A personal connection is no longer purely about a face-to-face meeting. It’s also about how well you can demonstrate that you know your families, over the phone, through email and through organized communication. The only way this is possible is to use technology as often and as effectively as they do. Some things to think about:
1. Current, accurate information is crucial and it must be easy for your staff to access extremely quickly. For example, if a donor happens to call your Development director, they expect him or her to know – immediately – that earlier that morning his son, Little Johnny, got accepted into 6th grade and will be trying out for soccer.
2. You’d better have online forms, a parent portal and single sign-on. Give parents the immediate access to information they demand. They DO NOT want to have to call you find out the status of their application, whether or not their payment was received, or what their child’s homework assignment was. They also don’t want to handwrite anything (it makes their fingers hurt) and they definitely don’t want to mail anything. In fact, they might not even know HOW to mail anything.

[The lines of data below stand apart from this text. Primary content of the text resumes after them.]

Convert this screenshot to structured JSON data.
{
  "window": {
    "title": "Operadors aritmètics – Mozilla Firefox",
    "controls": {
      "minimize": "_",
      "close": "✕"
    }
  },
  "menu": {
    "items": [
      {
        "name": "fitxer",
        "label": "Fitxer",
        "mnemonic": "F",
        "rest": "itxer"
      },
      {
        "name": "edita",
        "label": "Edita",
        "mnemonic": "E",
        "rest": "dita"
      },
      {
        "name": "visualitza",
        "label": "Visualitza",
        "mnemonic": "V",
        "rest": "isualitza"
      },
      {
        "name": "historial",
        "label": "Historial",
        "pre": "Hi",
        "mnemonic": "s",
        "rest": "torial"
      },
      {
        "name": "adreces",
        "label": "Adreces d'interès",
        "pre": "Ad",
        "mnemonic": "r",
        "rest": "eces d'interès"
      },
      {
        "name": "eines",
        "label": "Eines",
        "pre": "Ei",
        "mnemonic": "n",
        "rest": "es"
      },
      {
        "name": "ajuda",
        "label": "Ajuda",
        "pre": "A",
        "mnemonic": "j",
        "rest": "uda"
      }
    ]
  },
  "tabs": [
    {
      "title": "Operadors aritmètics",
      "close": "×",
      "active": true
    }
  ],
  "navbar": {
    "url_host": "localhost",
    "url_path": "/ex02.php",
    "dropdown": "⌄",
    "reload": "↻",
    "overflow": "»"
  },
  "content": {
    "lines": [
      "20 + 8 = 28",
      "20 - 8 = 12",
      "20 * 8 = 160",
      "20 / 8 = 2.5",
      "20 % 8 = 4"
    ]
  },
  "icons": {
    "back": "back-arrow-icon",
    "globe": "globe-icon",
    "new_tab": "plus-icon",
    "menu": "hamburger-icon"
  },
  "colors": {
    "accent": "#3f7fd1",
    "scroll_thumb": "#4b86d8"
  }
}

3. Your communication plan should be as well defined and consistent as your disaster plan. For every impersonal connection with a parent, you should consistently and quickly follow-up with at least two more personal contacts. For example, if you receive an inquiry and that inquiry specifies that a prospective student has a particular interest in drama, within a few hours of the inquiry receipt, you send an invitation for that student to watch a rehearsal for the upcoming play and have the drama teacher connect with the parent. Sounds pretty easy, right? But spread that across the different types of inquiries… and even further across the different departments of your school and it gets complicated quick. To be able to respond to a variety of different scenarios in a consistent and timely fashion, you need to plan for each one and the action you will take.
And, what about social media? There’s more to know. Stay tuned.
Posted by Elyn Roberts